■ **EXERCISE**: Please reproduce the data below exactly, from the first line to the last.

[[ DATASET RECORDS, beginning ]]

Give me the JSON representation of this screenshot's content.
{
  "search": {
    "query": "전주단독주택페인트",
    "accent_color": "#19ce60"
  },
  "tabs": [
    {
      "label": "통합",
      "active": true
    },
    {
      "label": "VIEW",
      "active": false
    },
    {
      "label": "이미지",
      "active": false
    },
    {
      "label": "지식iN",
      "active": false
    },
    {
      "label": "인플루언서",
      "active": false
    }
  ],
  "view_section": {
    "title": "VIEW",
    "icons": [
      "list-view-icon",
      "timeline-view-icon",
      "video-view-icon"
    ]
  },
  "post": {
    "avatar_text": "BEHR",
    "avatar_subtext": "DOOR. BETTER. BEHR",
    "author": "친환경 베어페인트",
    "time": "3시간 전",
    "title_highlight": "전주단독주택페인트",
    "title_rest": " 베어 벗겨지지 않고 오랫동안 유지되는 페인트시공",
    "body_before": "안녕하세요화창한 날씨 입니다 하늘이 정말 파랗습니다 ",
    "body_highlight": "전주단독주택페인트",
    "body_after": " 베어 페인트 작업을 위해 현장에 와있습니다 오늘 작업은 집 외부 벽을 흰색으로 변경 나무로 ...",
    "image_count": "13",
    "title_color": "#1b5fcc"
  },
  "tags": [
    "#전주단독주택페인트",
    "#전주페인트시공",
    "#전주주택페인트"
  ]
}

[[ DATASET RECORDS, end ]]

■ **FINISHED TASK**:
Give me the JSON representation of this screenshot's content.
{
  "search": {
    "query": "전주단독주택페인트",
    "accent_color": "#19ce60"
  },
  "tabs": [
    {
      "label": "통합",
      "active": true
    },
    {
      "label": "VIEW",
      "active": false
    },
    {
      "label": "이미지",
      "active": false
    },
    {
      "label": "지식iN",
      "active": false
    },
    {
      "label": "인플루언서",
      "active": false
    }
  ],
  "view_section": {
    "title": "VIEW",
    "icons": [
      "list-view-icon",
      "timeline-view-icon",
      "video-view-icon"
    ]
  },
  "post": {
    "avatar_text": "BEHR",
    "avatar_subtext": "DOOR. BETTER. BEHR",
    "author": "친환경 베어페인트",
    "time": "3시간 전",
    "title_highlight": "전주단독주택페인트",
    "title_rest": " 베어 벗겨지지 않고 오랫동안 유지되는 페인트시공",
    "body_before": "안녕하세요화창한 날씨 입니다 하늘이 정말 파랗습니다 ",
    "body_highlight": "전주단독주택페인트",
    "body_after": " 베어 페인트 작업을 위해 현장에 와있습니다 오늘 작업은 집 외부 벽을 흰색으로 변경 나무로 ...",
    "image_count": "13",
    "title_color": "#1b5fcc"
  },
  "tags": [
    "#전주단독주택페인트",
    "#전주페인트시공",
    "#전주주택페인트"
  ]
}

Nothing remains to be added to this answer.